#### Your objective
An exact copy of every entry is needed, with the images left out.

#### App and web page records
......
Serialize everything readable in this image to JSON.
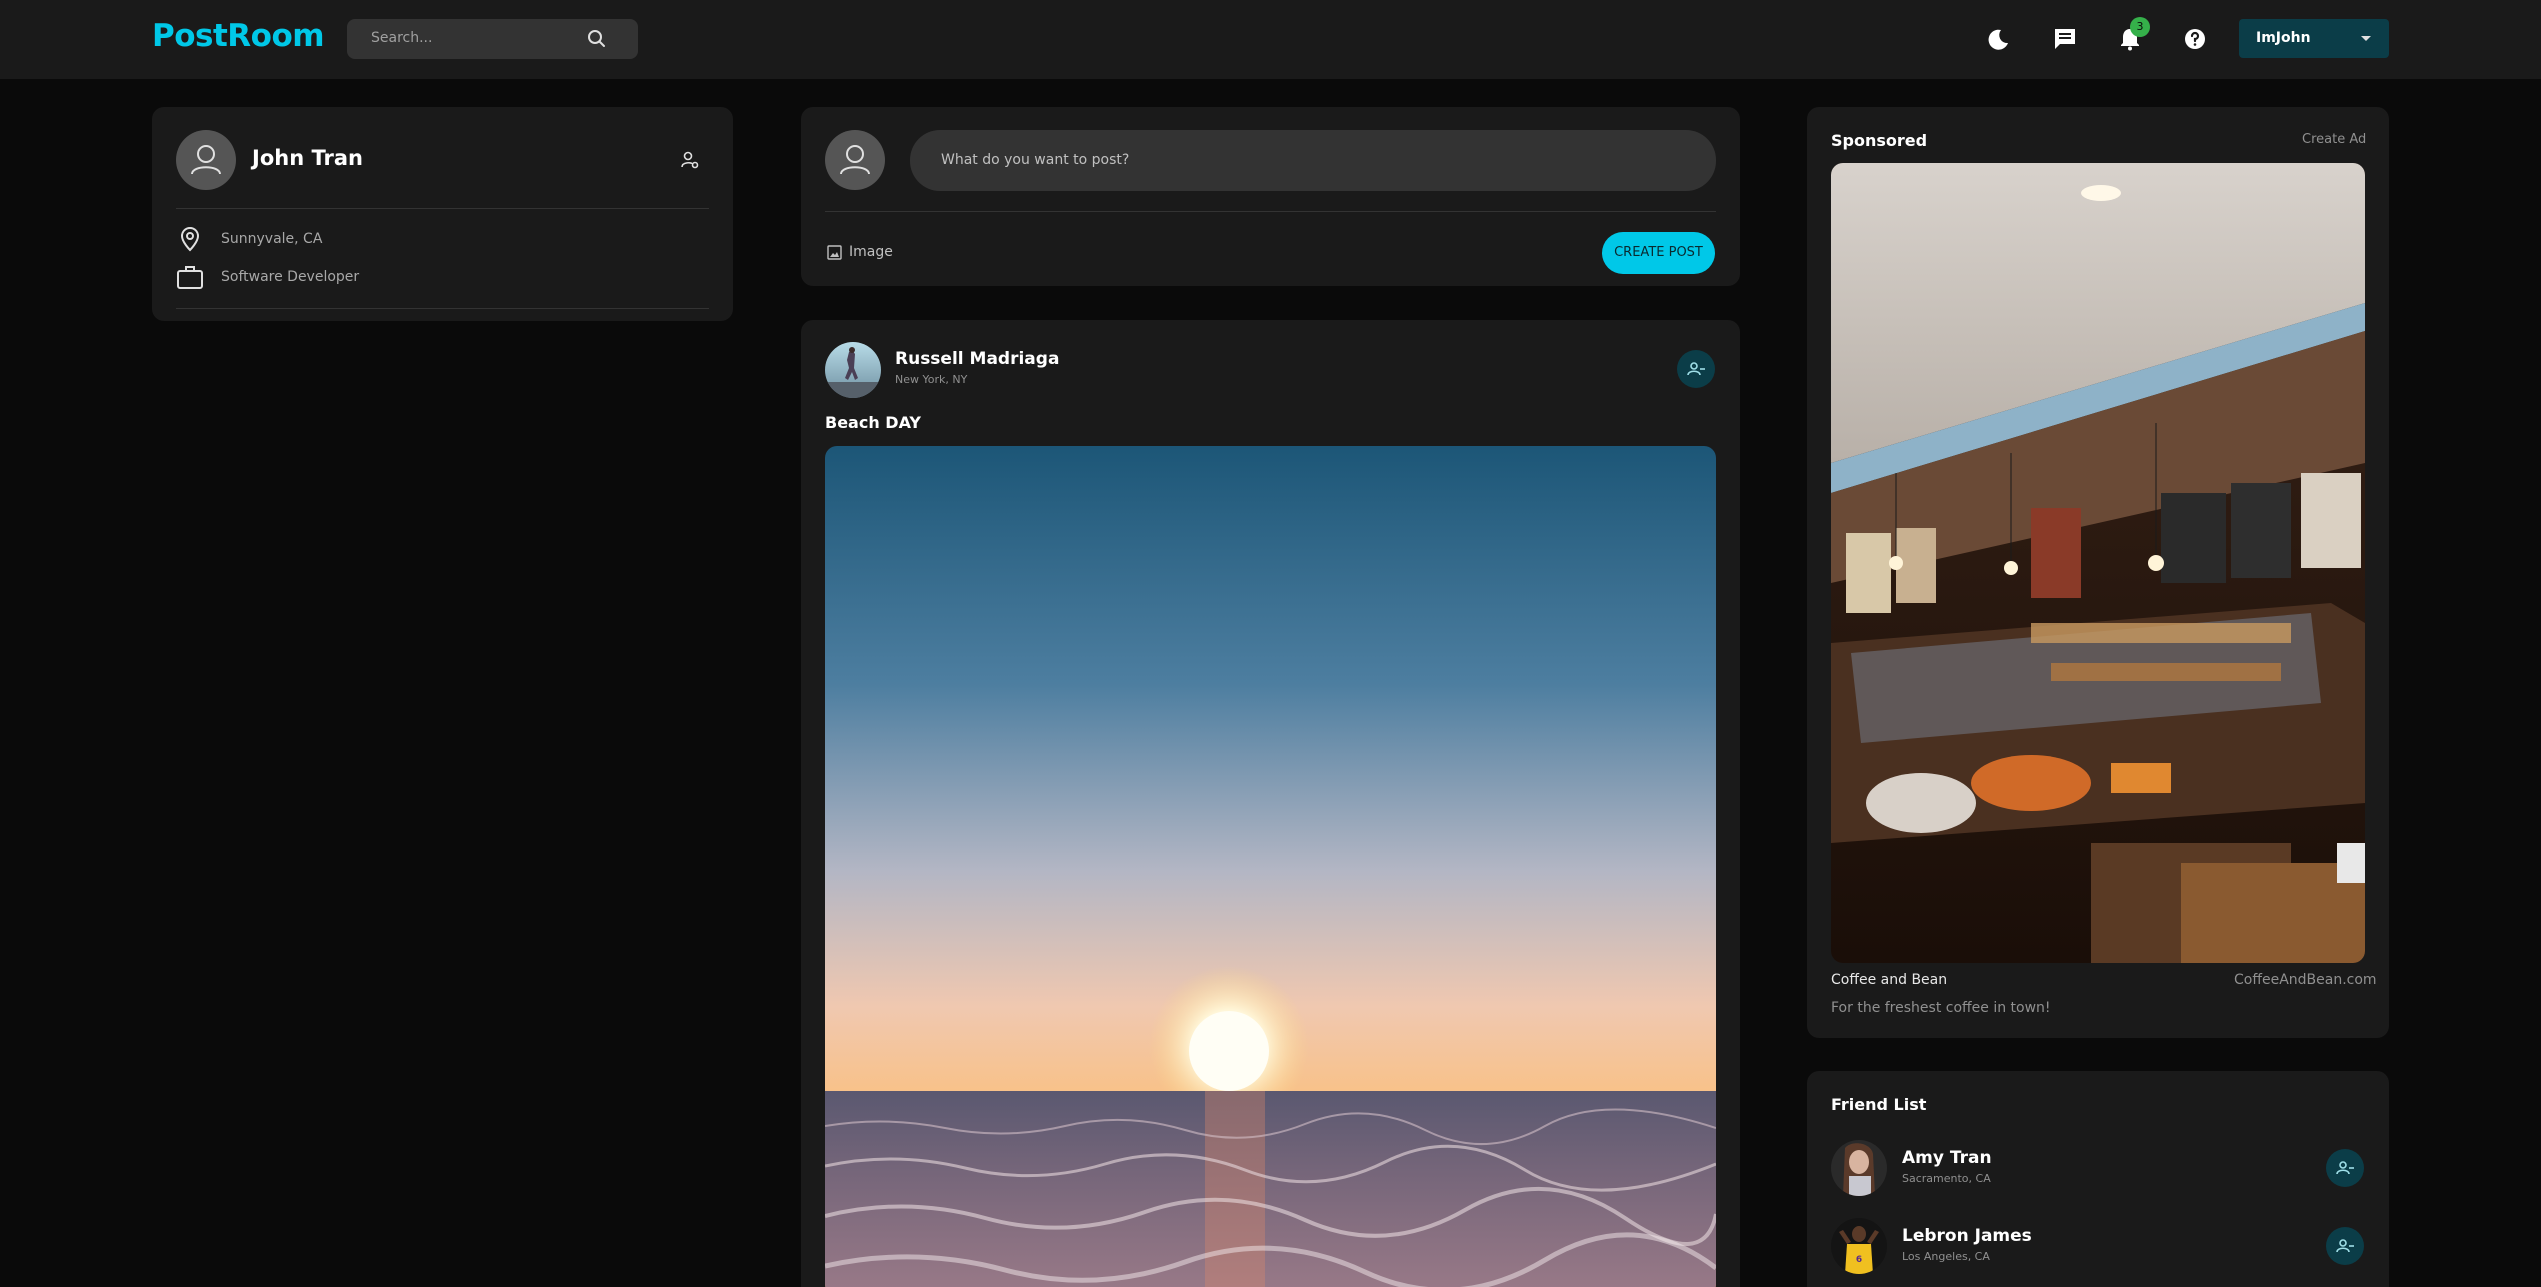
{
  "navbar": {
    "brand": "PostRoom",
    "search_placeholder": "Search...",
    "notification_count": "3",
    "user_menu_label": "ImJohn"
  },
  "profile": {
    "name": "John Tran",
    "location": "Sunnyvale, CA",
    "occupation": "Software Developer"
  },
  "composer": {
    "placeholder": "What do you want to post?",
    "image_label": "Image",
    "create_label": "CREATE POST"
  },
  "post": {
    "author": "Russell Madriaga",
    "author_location": "New York, NY",
    "text": "Beach DAY"
  },
  "sponsored": {
    "title": "Sponsored",
    "create_ad_label": "Create Ad",
    "ad_name": "Coffee and Bean",
    "ad_site": "CoffeeAndBean.com",
    "ad_tagline": "For the freshest coffee in town!"
  },
  "friend_list": {
    "title": "Friend List",
    "friends": [
      {
        "name": "Amy Tran",
        "location": "Sacramento, CA"
      },
      {
        "name": "Lebron James",
        "location": "Los Angeles, CA"
      }
    ]
  },
  "colors": {
    "accent": "#00c8e8",
    "background": "#0a0a0a",
    "card": "#1a1a1a",
    "badge": "#35b04a"
  }
}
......
#### Reply to the exercise
Serialize everything readable in this image to JSON.
{
  "navbar": {
    "brand": "PostRoom",
    "search_placeholder": "Search...",
    "notification_count": "3",
    "user_menu_label": "ImJohn"
  },
  "profile": {
    "name": "John Tran",
    "location": "Sunnyvale, CA",
    "occupation": "Software Developer"
  },
  "composer": {
    "placeholder": "What do you want to post?",
    "image_label": "Image",
    "create_label": "CREATE POST"
  },
  "post": {
    "author": "Russell Madriaga",
    "author_location": "New York, NY",
    "text": "Beach DAY"
  },
  "sponsored": {
    "title": "Sponsored",
    "create_ad_label": "Create Ad",
    "ad_name": "Coffee and Bean",
    "ad_site": "CoffeeAndBean.com",
    "ad_tagline": "For the freshest coffee in town!"
  },
  "friend_list": {
    "title": "Friend List",
    "friends": [
      {
        "name": "Amy Tran",
        "location": "Sacramento, CA"
      },
      {
        "name": "Lebron James",
        "location": "Los Angeles, CA"
      }
    ]
  },
  "colors": {
    "accent": "#00c8e8",
    "background": "#0a0a0a",
    "card": "#1a1a1a",
    "badge": "#35b04a"
  }
}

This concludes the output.